Problem to work on ::
Which lines of the records contain the word "body"? Show each of them.

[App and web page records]
━━━━━━━━
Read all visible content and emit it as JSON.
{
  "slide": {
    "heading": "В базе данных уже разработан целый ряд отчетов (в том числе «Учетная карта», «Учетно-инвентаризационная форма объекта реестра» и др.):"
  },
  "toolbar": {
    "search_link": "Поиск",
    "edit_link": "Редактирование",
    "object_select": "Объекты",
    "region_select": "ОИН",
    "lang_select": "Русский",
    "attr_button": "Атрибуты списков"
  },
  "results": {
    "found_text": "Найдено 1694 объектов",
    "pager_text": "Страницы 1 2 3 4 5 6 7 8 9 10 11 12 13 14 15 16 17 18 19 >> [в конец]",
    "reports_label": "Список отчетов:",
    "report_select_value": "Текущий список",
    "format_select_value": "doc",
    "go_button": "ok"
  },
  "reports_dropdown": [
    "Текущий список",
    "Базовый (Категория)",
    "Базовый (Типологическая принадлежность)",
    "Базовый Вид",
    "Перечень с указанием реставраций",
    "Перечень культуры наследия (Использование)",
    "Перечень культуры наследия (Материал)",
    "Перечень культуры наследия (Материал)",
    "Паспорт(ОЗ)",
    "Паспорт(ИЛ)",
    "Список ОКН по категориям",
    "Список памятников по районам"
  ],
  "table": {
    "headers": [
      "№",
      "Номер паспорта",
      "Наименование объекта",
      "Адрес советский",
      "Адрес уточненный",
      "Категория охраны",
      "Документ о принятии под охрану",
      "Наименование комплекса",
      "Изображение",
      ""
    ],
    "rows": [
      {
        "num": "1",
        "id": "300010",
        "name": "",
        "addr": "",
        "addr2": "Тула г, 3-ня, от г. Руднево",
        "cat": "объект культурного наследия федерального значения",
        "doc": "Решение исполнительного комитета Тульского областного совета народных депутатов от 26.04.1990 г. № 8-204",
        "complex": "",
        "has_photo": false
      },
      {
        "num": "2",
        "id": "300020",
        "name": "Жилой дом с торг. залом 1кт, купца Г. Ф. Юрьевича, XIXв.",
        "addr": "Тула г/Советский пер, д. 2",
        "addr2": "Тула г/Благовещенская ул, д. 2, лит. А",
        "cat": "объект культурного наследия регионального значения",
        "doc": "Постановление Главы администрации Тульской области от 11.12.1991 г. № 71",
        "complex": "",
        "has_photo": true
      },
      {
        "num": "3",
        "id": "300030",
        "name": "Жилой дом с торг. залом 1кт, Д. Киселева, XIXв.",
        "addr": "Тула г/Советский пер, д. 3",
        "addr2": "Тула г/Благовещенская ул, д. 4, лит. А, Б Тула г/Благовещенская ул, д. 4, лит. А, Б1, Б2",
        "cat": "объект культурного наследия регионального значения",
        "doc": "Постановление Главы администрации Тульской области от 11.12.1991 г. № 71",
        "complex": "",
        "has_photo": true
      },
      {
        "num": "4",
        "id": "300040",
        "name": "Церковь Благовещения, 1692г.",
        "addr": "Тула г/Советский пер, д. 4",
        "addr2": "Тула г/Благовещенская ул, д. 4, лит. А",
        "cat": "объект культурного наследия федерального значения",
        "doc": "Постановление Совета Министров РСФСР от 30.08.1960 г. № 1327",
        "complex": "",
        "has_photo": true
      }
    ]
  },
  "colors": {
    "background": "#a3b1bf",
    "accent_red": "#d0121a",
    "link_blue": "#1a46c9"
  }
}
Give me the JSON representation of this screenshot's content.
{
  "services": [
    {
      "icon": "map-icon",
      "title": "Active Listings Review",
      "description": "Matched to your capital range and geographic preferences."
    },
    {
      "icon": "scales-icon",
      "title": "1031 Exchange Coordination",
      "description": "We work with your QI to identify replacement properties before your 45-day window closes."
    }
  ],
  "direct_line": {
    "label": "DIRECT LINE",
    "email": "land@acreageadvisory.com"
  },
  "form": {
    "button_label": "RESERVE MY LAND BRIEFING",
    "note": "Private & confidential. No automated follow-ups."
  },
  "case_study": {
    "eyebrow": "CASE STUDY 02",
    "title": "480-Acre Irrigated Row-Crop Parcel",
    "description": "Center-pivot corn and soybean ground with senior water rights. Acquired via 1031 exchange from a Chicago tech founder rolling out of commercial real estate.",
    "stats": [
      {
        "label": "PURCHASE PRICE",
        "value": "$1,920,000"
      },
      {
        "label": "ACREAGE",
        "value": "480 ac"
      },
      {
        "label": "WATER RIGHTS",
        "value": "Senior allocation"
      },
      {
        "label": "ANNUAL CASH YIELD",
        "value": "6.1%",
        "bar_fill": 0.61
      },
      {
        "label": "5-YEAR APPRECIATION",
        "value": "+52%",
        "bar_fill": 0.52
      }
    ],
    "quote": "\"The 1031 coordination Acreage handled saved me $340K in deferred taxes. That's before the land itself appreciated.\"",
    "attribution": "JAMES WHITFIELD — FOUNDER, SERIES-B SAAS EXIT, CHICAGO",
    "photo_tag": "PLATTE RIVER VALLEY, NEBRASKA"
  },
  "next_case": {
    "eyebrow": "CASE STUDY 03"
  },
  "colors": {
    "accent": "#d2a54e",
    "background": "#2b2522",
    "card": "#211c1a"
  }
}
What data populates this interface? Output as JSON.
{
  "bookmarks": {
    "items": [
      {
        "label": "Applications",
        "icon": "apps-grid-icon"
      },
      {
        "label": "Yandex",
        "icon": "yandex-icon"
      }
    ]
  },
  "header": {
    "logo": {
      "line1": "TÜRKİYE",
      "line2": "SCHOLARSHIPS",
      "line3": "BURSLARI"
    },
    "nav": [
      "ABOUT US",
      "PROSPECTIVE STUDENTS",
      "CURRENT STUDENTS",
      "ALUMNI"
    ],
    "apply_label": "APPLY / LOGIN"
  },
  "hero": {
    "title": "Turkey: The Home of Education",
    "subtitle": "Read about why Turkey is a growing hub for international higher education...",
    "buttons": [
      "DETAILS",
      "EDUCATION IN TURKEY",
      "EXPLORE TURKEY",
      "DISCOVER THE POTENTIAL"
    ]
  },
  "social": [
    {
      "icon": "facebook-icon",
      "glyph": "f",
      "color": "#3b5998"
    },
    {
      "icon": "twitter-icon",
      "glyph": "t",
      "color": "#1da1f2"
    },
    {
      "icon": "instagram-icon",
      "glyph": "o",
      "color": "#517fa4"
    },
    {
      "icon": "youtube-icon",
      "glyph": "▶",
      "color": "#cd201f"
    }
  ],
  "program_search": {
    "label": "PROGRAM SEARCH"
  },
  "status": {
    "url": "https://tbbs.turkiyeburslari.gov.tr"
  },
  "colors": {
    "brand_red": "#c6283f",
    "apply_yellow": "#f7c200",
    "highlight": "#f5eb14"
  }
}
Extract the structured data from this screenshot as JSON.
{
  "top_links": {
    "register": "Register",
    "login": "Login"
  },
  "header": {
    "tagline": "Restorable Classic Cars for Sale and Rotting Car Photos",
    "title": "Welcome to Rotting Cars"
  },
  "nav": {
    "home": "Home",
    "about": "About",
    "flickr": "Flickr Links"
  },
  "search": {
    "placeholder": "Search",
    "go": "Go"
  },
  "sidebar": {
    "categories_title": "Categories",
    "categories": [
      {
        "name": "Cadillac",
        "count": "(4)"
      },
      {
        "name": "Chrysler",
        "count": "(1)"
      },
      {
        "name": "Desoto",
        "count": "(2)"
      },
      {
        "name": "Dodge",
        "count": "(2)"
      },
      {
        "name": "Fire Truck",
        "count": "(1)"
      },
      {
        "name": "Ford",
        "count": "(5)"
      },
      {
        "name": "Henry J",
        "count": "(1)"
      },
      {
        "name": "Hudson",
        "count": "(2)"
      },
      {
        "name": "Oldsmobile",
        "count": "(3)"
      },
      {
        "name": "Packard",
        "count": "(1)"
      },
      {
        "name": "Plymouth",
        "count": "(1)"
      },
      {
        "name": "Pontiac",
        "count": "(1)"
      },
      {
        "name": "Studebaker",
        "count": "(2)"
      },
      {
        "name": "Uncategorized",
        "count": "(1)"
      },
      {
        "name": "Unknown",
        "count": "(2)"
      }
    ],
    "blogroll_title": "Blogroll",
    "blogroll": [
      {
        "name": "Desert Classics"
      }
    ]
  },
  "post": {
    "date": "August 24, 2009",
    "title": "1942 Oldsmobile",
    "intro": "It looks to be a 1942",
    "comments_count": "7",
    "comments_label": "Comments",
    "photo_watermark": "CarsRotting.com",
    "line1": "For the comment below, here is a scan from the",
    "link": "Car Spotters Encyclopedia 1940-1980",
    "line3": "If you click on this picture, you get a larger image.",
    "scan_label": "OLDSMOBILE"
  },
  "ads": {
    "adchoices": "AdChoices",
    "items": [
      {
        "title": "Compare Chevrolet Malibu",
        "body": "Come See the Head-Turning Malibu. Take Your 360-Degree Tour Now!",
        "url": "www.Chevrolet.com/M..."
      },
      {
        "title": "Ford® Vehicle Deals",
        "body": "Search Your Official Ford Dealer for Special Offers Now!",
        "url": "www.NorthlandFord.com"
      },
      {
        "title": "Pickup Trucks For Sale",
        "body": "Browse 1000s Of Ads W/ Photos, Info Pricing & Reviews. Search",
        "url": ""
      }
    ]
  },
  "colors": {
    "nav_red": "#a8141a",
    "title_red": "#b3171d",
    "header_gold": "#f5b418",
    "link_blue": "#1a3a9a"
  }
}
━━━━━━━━
Task output ::
        "body": "Come See the Head-Turning Malibu. Take Your 360-Degree Tour Now!",
        "body": "Search Your Official Ford Dealer for Special Offers Now!",
        "body": "Browse 1000s Of Ads W/ Photos, Info Pricing & Reviews. Search",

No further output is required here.